The four key stakeholders who stand to benefit from space debris removal are 1) spacecraft operators, be they satellites or crewed space vehicles, 2) entities with ownership of, and liability for damage caused by existing space debris (most likely also spacecraft operators themselves), 3) satellite insurance providers, who face a significant disincentive to raise premiums further to account for space debris collision risk (or the operational costs of expected excess conjunction avoidance), and 4) government space agencies and/or defence agencies, who through treaty or security imperatives have sought to encourage action to address the problem.

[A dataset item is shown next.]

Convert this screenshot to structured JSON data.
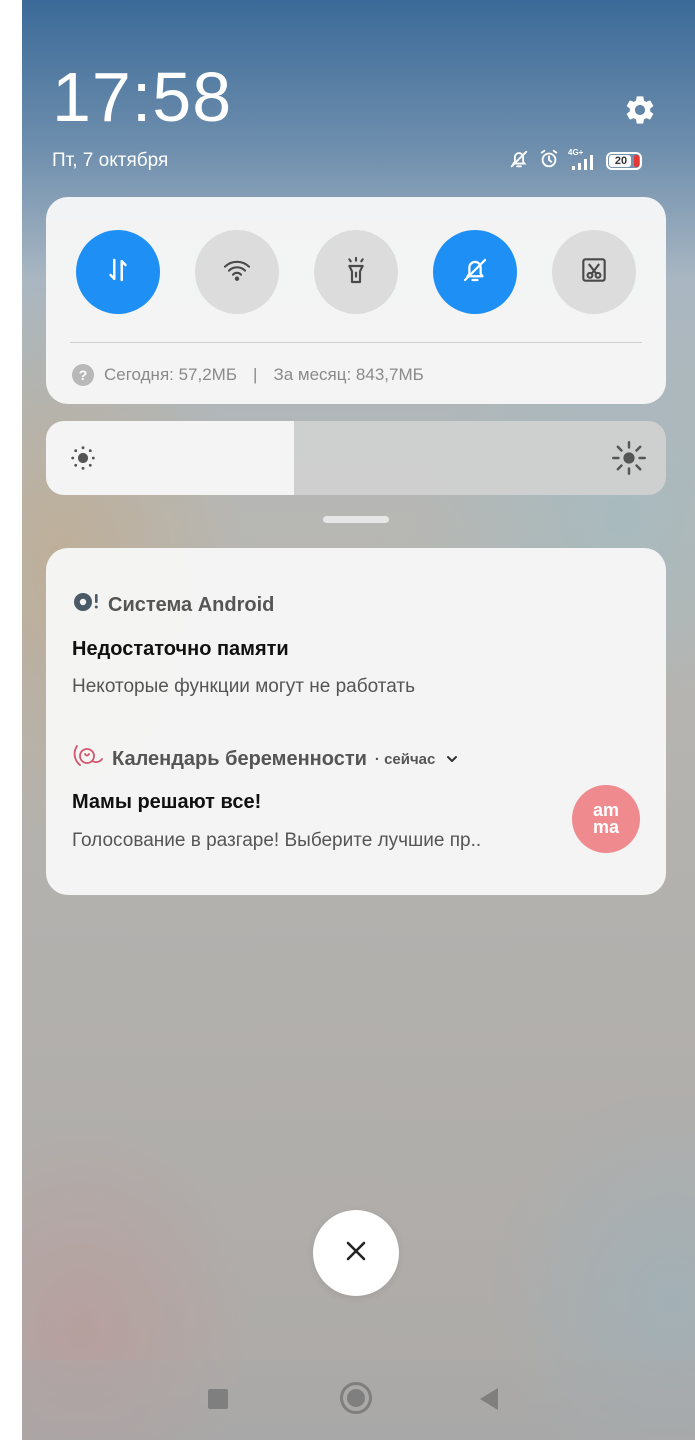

Each of these stakeholders derive different value from the removal of space debris, and as with any problem like space debris, it is important to incentivise all of these stakeholders in order to achieve success. Our development of the KiSSD method – with its unique advantages as listed above – give us insight on how best to provide maximum possible value to each of these stakeholders in our planned multi-target debris removal missions, and we look forward to working with all of these stakeholder organisations in the coming years.
Along with our Core Exchange “Hot 30” award, we’ve received letters of support from a number of Australian organisations which we hope to talk more about in the new year. We’ve submitted a grant application to the Australian Space Agency’s Moon to Mars Demonstrator Feasibility program, and we look forward to hearing the results of that in coming months. Pictured above: Mike speaks at the (socially distanced) “Flying Things” summit hosted by Innovation Australia. It was an honour to be invited to speak along with some of Perth’s great innovators in aviation.
Lastly, I must mention our Youtube/Patreon crowd funding campaign, where our Starship Design Speculation videos have now been watched over 300,000 times! We have a small group of individuals funding Exodus to produce more videos, and these are in progress. The next video will be speculation on how a point-to-point transportation system may actually work with SpaceX’s reusable Starship technology. It’s such an exciting venture to think about, not just because of its potential to help drive the various Moon and Mars programs in progress, but also what it will do to expand the human use of low Earth orbit, and the technologies that will benefit all of humankind.
Here’s wishing you and yours have a happy and safe holiday season, and a chance to reach for something greater in 2021. Happy New Year!